**YOUR OBJECTIVE**
Reproduce the records exactly, but not the pictures.

**DATA EXTRACT**
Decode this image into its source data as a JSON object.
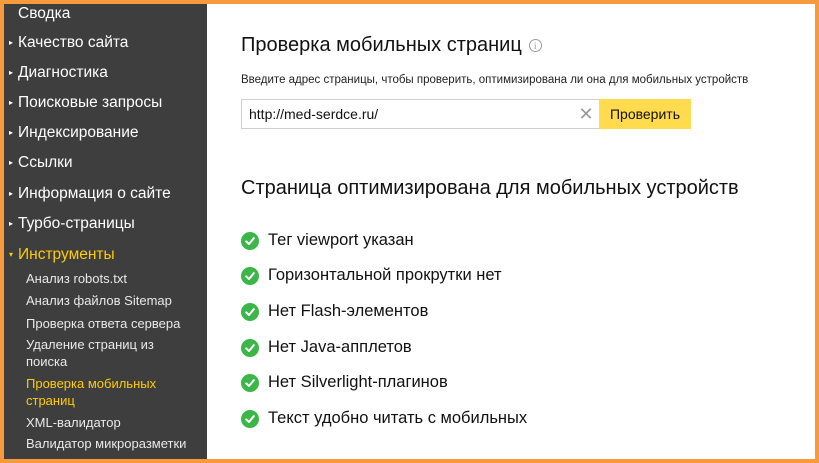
{
  "sidebar": {
    "items": [
      {
        "label": "Сводка"
      },
      {
        "label": "Качество сайта"
      },
      {
        "label": "Диагностика"
      },
      {
        "label": "Поисковые запросы"
      },
      {
        "label": "Индексирование"
      },
      {
        "label": "Ссылки"
      },
      {
        "label": "Информация о сайте"
      },
      {
        "label": "Турбо-страницы"
      },
      {
        "label": "Инструменты"
      }
    ],
    "sub_items": [
      {
        "label": "Анализ robots.txt"
      },
      {
        "label": "Анализ файлов Sitemap"
      },
      {
        "label": "Проверка ответа сервера"
      },
      {
        "label": "Удаление страниц из поиска"
      },
      {
        "label": "Проверка мобильных страниц"
      },
      {
        "label": "XML-валидатор"
      },
      {
        "label": "Валидатор микроразметки"
      }
    ]
  },
  "main": {
    "title": "Проверка мобильных страниц",
    "hint": "Введите адрес страницы, чтобы проверить, оптимизирована ли она для мобильных устройств",
    "url_value": "http://med-serdce.ru/",
    "check_button": "Проверить",
    "result_title": "Страница оптимизирована для мобильных устройств",
    "checks": [
      "Тег viewport указан",
      "Горизонтальной прокрутки нет",
      "Нет Flash-элементов",
      "Нет Java-апплетов",
      "Нет Silverlight-плагинов",
      "Текст удобно читать с мобильных"
    ]
  },
  "colors": {
    "frame": "#f79a3e",
    "sidebar_bg": "#3e3e3e",
    "active": "#ffcc00",
    "button": "#ffdb4d",
    "check": "#3cb649"
  }
}
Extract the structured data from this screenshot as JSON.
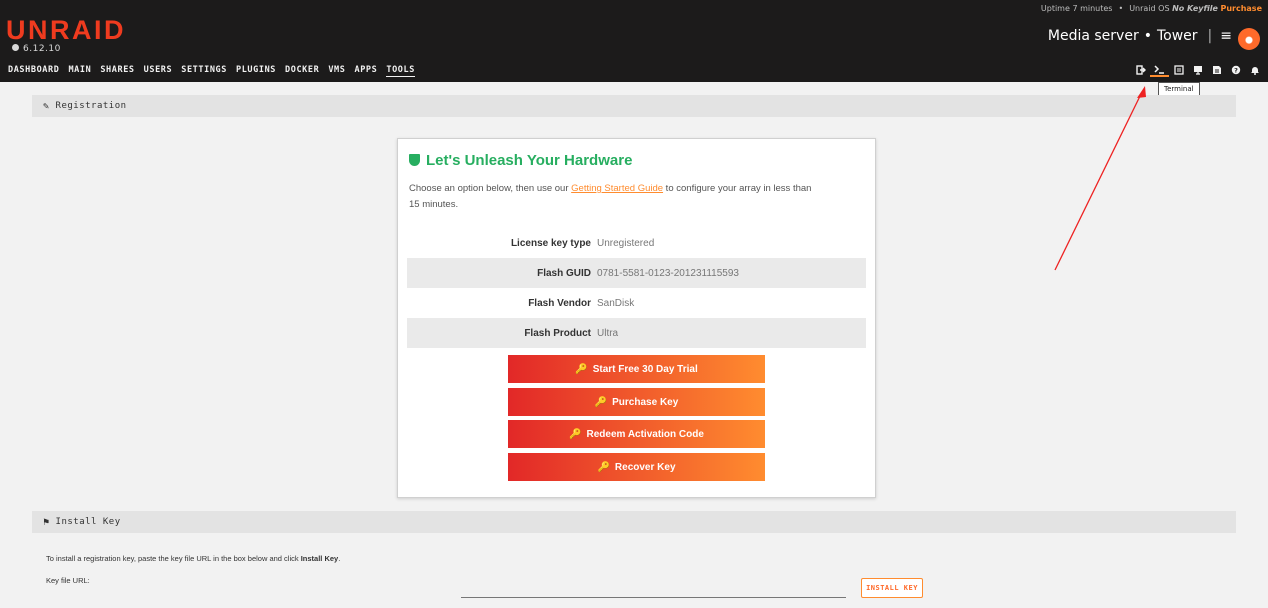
{
  "header": {
    "logo": "UNRAID",
    "version": "6.12.10",
    "uptime": "Uptime 7 minutes",
    "os_label": "Unraid OS",
    "no_keyfile": "No Keyfile",
    "purchase": "Purchase",
    "server_description": "Media server",
    "server_name": "Tower",
    "nav": [
      "DASHBOARD",
      "MAIN",
      "SHARES",
      "USERS",
      "SETTINGS",
      "PLUGINS",
      "DOCKER",
      "VMS",
      "APPS",
      "TOOLS"
    ],
    "active_nav": "TOOLS",
    "icons": [
      "logout-icon",
      "terminal-icon",
      "feedback-icon",
      "info-icon",
      "log-icon",
      "help-icon",
      "notifications-icon"
    ],
    "tooltip": "Terminal"
  },
  "registration": {
    "section_title": "Registration",
    "card_title": "Let's Unleash Your Hardware",
    "desc_before": "Choose an option below, then use our ",
    "desc_link": "Getting Started Guide",
    "desc_after": " to configure your array in less than 15 minutes.",
    "info": [
      {
        "label": "License key type",
        "value": "Unregistered"
      },
      {
        "label": "Flash GUID",
        "value": "0781-5581-0123-201231115593"
      },
      {
        "label": "Flash Vendor",
        "value": "SanDisk"
      },
      {
        "label": "Flash Product",
        "value": "Ultra"
      }
    ],
    "buttons": [
      "Start Free 30 Day Trial",
      "Purchase Key",
      "Redeem Activation Code",
      "Recover Key"
    ]
  },
  "install": {
    "section_title": "Install Key",
    "instructions_before": "To install a registration key, paste the key file URL in the box below and click ",
    "instructions_bold": "Install Key",
    "instructions_after": ".",
    "keyfile_label": "Key file URL:",
    "keyfile_value": "",
    "button": "INSTALL KEY"
  },
  "colors": {
    "brand": "#ef3b1f",
    "accent": "#ff8c2f",
    "success": "#27ae60",
    "header_bg": "#1c1b1b"
  }
}
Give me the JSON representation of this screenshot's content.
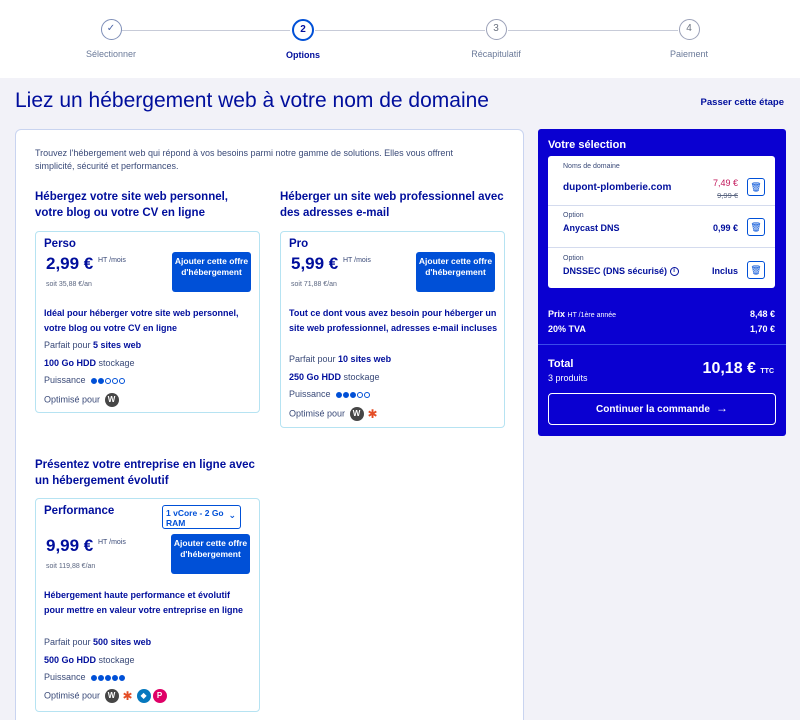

**YOUR SOLUTION**
Decode this image into its source data as a JSON object.
{
  "sidebar": {
    "items": [
      {
        "label": "Сводка"
      },
      {
        "label": "Качество сайта"
      },
      {
        "label": "Диагностика"
      },
      {
        "label": "Поисковые запросы"
      },
      {
        "label": "Индексирование"
      },
      {
        "label": "Ссылки"
      },
      {
        "label": "Информация о сайте"
      },
      {
        "label": "Турбо-страницы"
      },
      {
        "label": "Инструменты"
      }
    ],
    "sub_items": [
      {
        "label": "Анализ robots.txt"
      },
      {
        "label": "Анализ файлов Sitemap"
      },
      {
        "label": "Проверка ответа сервера"
      },
      {
        "label": "Удаление страниц из поиска"
      },
      {
        "label": "Проверка мобильных страниц"
      },
      {
        "label": "XML-валидатор"
      },
      {
        "label": "Валидатор микроразметки"
      }
    ]
  },
  "main": {
    "title": "Проверка мобильных страниц",
    "hint": "Введите адрес страницы, чтобы проверить, оптимизирована ли она для мобильных устройств",
    "url_value": "http://med-serdce.ru/",
    "check_button": "Проверить",
    "result_title": "Страница оптимизирована для мобильных устройств",
    "checks": [
      "Тег viewport указан",
      "Горизонтальной прокрутки нет",
      "Нет Flash-элементов",
      "Нет Java-апплетов",
      "Нет Silverlight-плагинов",
      "Текст удобно читать с мобильных"
    ]
  },
  "colors": {
    "frame": "#f79a3e",
    "sidebar_bg": "#3e3e3e",
    "active": "#ffcc00",
    "button": "#ffdb4d",
    "check": "#3cb649"
  }
}
Extract the structured data from this screenshot as JSON.
{
  "header": {
    "logo": "UNRAID",
    "version": "6.12.10",
    "uptime": "Uptime 7 minutes",
    "os_label": "Unraid OS",
    "no_keyfile": "No Keyfile",
    "purchase": "Purchase",
    "server_description": "Media server",
    "server_name": "Tower",
    "nav": [
      "DASHBOARD",
      "MAIN",
      "SHARES",
      "USERS",
      "SETTINGS",
      "PLUGINS",
      "DOCKER",
      "VMS",
      "APPS",
      "TOOLS"
    ],
    "active_nav": "TOOLS",
    "icons": [
      "logout-icon",
      "terminal-icon",
      "feedback-icon",
      "info-icon",
      "log-icon",
      "help-icon",
      "notifications-icon"
    ],
    "tooltip": "Terminal"
  },
  "registration": {
    "section_title": "Registration",
    "card_title": "Let's Unleash Your Hardware",
    "desc_before": "Choose an option below, then use our ",
    "desc_link": "Getting Started Guide",
    "desc_after": " to configure your array in less than 15 minutes.",
    "info": [
      {
        "label": "License key type",
        "value": "Unregistered"
      },
      {
        "label": "Flash GUID",
        "value": "0781-5581-0123-201231115593"
      },
      {
        "label": "Flash Vendor",
        "value": "SanDisk"
      },
      {
        "label": "Flash Product",
        "value": "Ultra"
      }
    ],
    "buttons": [
      "Start Free 30 Day Trial",
      "Purchase Key",
      "Redeem Activation Code",
      "Recover Key"
    ]
  },
  "install": {
    "section_title": "Install Key",
    "instructions_before": "To install a registration key, paste the key file URL in the box below and click ",
    "instructions_bold": "Install Key",
    "instructions_after": ".",
    "keyfile_label": "Key file URL:",
    "keyfile_value": "",
    "button": "INSTALL KEY"
  },
  "colors": {
    "brand": "#ef3b1f",
    "accent": "#ff8c2f",
    "success": "#27ae60",
    "header_bg": "#1c1b1b"
  }
}
Give me the JSON representation of this screenshot's content.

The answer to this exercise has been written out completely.